▶ [Try it] Your reply should be the following data, copied exactly.

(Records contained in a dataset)
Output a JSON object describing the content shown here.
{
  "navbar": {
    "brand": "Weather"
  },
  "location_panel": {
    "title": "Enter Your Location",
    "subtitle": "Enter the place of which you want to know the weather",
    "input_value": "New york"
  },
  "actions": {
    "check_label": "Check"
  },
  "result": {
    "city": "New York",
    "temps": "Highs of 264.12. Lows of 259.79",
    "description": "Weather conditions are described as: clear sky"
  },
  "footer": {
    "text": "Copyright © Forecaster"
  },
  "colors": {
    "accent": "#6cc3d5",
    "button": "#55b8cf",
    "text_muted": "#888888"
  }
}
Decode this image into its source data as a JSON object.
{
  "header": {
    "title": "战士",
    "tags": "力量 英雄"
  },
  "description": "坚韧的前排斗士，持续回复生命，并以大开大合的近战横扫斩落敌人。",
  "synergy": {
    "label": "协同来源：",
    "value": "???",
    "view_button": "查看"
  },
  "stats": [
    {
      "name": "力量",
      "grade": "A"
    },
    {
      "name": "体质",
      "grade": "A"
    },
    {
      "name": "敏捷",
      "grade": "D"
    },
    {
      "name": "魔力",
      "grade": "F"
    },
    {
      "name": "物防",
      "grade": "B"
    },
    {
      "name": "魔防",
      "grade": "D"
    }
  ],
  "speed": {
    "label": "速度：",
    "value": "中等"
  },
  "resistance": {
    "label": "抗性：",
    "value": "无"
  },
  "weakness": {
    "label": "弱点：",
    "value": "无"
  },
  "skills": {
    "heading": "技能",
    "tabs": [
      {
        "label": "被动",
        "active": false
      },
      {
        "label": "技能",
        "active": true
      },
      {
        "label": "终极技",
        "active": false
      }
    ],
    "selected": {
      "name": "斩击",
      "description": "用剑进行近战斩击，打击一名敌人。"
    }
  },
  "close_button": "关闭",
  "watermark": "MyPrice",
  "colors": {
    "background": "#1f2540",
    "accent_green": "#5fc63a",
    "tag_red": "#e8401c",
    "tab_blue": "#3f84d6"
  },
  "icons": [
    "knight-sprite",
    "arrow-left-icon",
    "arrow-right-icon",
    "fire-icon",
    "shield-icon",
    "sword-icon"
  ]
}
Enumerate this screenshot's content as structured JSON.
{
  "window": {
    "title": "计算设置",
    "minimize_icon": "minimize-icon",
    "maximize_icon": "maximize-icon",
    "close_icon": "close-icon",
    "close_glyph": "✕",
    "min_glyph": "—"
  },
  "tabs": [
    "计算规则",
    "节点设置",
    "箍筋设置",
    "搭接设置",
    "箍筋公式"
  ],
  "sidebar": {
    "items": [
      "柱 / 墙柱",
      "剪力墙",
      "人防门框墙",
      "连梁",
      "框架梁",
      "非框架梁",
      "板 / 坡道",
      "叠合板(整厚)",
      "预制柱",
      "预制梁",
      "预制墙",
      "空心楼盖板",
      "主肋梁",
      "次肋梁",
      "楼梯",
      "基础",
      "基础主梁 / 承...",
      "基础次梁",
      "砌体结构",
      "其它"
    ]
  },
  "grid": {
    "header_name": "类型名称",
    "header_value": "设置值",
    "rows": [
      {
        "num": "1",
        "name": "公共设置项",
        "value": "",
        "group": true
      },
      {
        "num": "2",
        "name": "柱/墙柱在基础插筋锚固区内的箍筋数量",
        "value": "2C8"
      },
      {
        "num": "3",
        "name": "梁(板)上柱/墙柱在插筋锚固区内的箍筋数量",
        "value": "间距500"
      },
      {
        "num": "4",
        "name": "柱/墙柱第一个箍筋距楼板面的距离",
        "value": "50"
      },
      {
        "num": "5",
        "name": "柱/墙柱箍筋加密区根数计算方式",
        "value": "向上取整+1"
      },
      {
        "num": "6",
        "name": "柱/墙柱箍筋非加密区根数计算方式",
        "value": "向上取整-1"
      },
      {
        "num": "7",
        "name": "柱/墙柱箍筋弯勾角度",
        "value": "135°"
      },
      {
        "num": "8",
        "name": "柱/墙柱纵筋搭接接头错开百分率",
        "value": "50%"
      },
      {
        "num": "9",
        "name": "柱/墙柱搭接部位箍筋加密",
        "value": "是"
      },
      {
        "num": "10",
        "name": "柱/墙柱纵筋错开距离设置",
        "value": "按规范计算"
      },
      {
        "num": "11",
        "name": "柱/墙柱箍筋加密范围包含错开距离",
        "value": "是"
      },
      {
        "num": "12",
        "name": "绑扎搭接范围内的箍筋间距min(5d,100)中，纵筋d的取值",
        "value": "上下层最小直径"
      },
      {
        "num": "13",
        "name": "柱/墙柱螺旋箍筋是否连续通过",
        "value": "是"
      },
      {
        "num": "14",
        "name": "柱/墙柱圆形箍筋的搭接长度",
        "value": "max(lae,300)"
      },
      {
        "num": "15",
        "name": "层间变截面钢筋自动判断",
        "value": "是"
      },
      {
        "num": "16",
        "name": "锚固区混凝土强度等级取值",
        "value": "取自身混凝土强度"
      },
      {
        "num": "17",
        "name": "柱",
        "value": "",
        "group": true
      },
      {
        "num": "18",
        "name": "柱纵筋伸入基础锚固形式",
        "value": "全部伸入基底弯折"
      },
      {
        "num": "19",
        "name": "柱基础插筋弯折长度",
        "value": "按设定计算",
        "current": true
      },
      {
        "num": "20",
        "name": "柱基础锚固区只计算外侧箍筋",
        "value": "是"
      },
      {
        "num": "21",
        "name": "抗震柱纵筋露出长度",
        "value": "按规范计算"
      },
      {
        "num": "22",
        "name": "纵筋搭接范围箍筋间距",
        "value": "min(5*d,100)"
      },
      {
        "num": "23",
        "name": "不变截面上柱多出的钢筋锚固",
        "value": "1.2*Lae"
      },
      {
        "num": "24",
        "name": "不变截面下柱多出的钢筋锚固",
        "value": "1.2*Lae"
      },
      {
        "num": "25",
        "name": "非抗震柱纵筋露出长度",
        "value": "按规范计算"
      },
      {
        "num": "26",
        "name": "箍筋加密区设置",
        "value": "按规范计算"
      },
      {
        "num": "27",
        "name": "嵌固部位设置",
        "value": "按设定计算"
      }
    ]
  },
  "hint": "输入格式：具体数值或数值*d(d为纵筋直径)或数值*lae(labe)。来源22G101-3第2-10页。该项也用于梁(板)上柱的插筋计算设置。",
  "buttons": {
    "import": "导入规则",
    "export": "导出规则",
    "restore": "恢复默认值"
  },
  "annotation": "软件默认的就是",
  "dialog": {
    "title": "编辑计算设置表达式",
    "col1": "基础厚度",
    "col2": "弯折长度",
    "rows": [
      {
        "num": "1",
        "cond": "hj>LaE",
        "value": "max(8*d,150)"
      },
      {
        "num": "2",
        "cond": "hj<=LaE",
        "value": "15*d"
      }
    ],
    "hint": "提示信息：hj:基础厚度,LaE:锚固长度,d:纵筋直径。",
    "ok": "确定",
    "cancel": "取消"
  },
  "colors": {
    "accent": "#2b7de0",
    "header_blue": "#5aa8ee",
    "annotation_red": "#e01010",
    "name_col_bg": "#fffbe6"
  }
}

▶ [Answer to this task]
Output a JSON object describing the content shown here.
{
  "navbar": {
    "brand": "Weather"
  },
  "location_panel": {
    "title": "Enter Your Location",
    "subtitle": "Enter the place of which you want to know the weather",
    "input_value": "New york"
  },
  "actions": {
    "check_label": "Check"
  },
  "result": {
    "city": "New York",
    "temps": "Highs of 264.12. Lows of 259.79",
    "description": "Weather conditions are described as: clear sky"
  },
  "footer": {
    "text": "Copyright © Forecaster"
  },
  "colors": {
    "accent": "#6cc3d5",
    "button": "#55b8cf",
    "text_muted": "#888888"
  }
}
Decode this image into its source data as a JSON object.
{
  "header": {
    "title": "战士",
    "tags": "力量 英雄"
  },
  "description": "坚韧的前排斗士，持续回复生命，并以大开大合的近战横扫斩落敌人。",
  "synergy": {
    "label": "协同来源：",
    "value": "???",
    "view_button": "查看"
  },
  "stats": [
    {
      "name": "力量",
      "grade": "A"
    },
    {
      "name": "体质",
      "grade": "A"
    },
    {
      "name": "敏捷",
      "grade": "D"
    },
    {
      "name": "魔力",
      "grade": "F"
    },
    {
      "name": "物防",
      "grade": "B"
    },
    {
      "name": "魔防",
      "grade": "D"
    }
  ],
  "speed": {
    "label": "速度：",
    "value": "中等"
  },
  "resistance": {
    "label": "抗性：",
    "value": "无"
  },
  "weakness": {
    "label": "弱点：",
    "value": "无"
  },
  "skills": {
    "heading": "技能",
    "tabs": [
      {
        "label": "被动",
        "active": false
      },
      {
        "label": "技能",
        "active": true
      },
      {
        "label": "终极技",
        "active": false
      }
    ],
    "selected": {
      "name": "斩击",
      "description": "用剑进行近战斩击，打击一名敌人。"
    }
  },
  "close_button": "关闭",
  "watermark": "MyPrice",
  "colors": {
    "background": "#1f2540",
    "accent_green": "#5fc63a",
    "tag_red": "#e8401c",
    "tab_blue": "#3f84d6"
  },
  "icons": [
    "knight-sprite",
    "arrow-left-icon",
    "arrow-right-icon",
    "fire-icon",
    "shield-icon",
    "sword-icon"
  ]
}
Enumerate this screenshot's content as structured JSON.
{
  "window": {
    "title": "计算设置",
    "minimize_icon": "minimize-icon",
    "maximize_icon": "maximize-icon",
    "close_icon": "close-icon",
    "close_glyph": "✕",
    "min_glyph": "—"
  },
  "tabs": [
    "计算规则",
    "节点设置",
    "箍筋设置",
    "搭接设置",
    "箍筋公式"
  ],
  "sidebar": {
    "items": [
      "柱 / 墙柱",
      "剪力墙",
      "人防门框墙",
      "连梁",
      "框架梁",
      "非框架梁",
      "板 / 坡道",
      "叠合板(整厚)",
      "预制柱",
      "预制梁",
      "预制墙",
      "空心楼盖板",
      "主肋梁",
      "次肋梁",
      "楼梯",
      "基础",
      "基础主梁 / 承...",
      "基础次梁",
      "砌体结构",
      "其它"
    ]
  },
  "grid": {
    "header_name": "类型名称",
    "header_value": "设置值",
    "rows": [
      {
        "num": "1",
        "name": "公共设置项",
        "value": "",
        "group": true
      },
      {
        "num": "2",
        "name": "柱/墙柱在基础插筋锚固区内的箍筋数量",
        "value": "2C8"
      },
      {
        "num": "3",
        "name": "梁(板)上柱/墙柱在插筋锚固区内的箍筋数量",
        "value": "间距500"
      },
      {
        "num": "4",
        "name": "柱/墙柱第一个箍筋距楼板面的距离",
        "value": "50"
      },
      {
        "num": "5",
        "name": "柱/墙柱箍筋加密区根数计算方式",
        "value": "向上取整+1"
      },
      {
        "num": "6",
        "name": "柱/墙柱箍筋非加密区根数计算方式",
        "value": "向上取整-1"
      },
      {
        "num": "7",
        "name": "柱/墙柱箍筋弯勾角度",
        "value": "135°"
      },
      {
        "num": "8",
        "name": "柱/墙柱纵筋搭接接头错开百分率",
        "value": "50%"
      },
      {
        "num": "9",
        "name": "柱/墙柱搭接部位箍筋加密",
        "value": "是"
      },
      {
        "num": "10",
        "name": "柱/墙柱纵筋错开距离设置",
        "value": "按规范计算"
      },
      {
        "num": "11",
        "name": "柱/墙柱箍筋加密范围包含错开距离",
        "value": "是"
      },
      {
        "num": "12",
        "name": "绑扎搭接范围内的箍筋间距min(5d,100)中，纵筋d的取值",
        "value": "上下层最小直径"
      },
      {
        "num": "13",
        "name": "柱/墙柱螺旋箍筋是否连续通过",
        "value": "是"
      },
      {
        "num": "14",
        "name": "柱/墙柱圆形箍筋的搭接长度",
        "value": "max(lae,300)"
      },
      {
        "num": "15",
        "name": "层间变截面钢筋自动判断",
        "value": "是"
      },
      {
        "num": "16",
        "name": "锚固区混凝土强度等级取值",
        "value": "取自身混凝土强度"
      },
      {
        "num": "17",
        "name": "柱",
        "value": "",
        "group": true
      },
      {
        "num": "18",
        "name": "柱纵筋伸入基础锚固形式",
        "value": "全部伸入基底弯折"
      },
      {
        "num": "19",
        "name": "柱基础插筋弯折长度",
        "value": "按设定计算",
        "current": true
      },
      {
        "num": "20",
        "name": "柱基础锚固区只计算外侧箍筋",
        "value": "是"
      },
      {
        "num": "21",
        "name": "抗震柱纵筋露出长度",
        "value": "按规范计算"
      },
      {
        "num": "22",
        "name": "纵筋搭接范围箍筋间距",
        "value": "min(5*d,100)"
      },
      {
        "num": "23",
        "name": "不变截面上柱多出的钢筋锚固",
        "value": "1.2*Lae"
      },
      {
        "num": "24",
        "name": "不变截面下柱多出的钢筋锚固",
        "value": "1.2*Lae"
      },
      {
        "num": "25",
        "name": "非抗震柱纵筋露出长度",
        "value": "按规范计算"
      },
      {
        "num": "26",
        "name": "箍筋加密区设置",
        "value": "按规范计算"
      },
      {
        "num": "27",
        "name": "嵌固部位设置",
        "value": "按设定计算"
      }
    ]
  },
  "hint": "输入格式：具体数值或数值*d(d为纵筋直径)或数值*lae(labe)。来源22G101-3第2-10页。该项也用于梁(板)上柱的插筋计算设置。",
  "buttons": {
    "import": "导入规则",
    "export": "导出规则",
    "restore": "恢复默认值"
  },
  "annotation": "软件默认的就是",
  "dialog": {
    "title": "编辑计算设置表达式",
    "col1": "基础厚度",
    "col2": "弯折长度",
    "rows": [
      {
        "num": "1",
        "cond": "hj>LaE",
        "value": "max(8*d,150)"
      },
      {
        "num": "2",
        "cond": "hj<=LaE",
        "value": "15*d"
      }
    ],
    "hint": "提示信息：hj:基础厚度,LaE:锚固长度,d:纵筋直径。",
    "ok": "确定",
    "cancel": "取消"
  },
  "colors": {
    "accent": "#2b7de0",
    "header_blue": "#5aa8ee",
    "annotation_red": "#e01010",
    "name_col_bg": "#fffbe6"
  }
}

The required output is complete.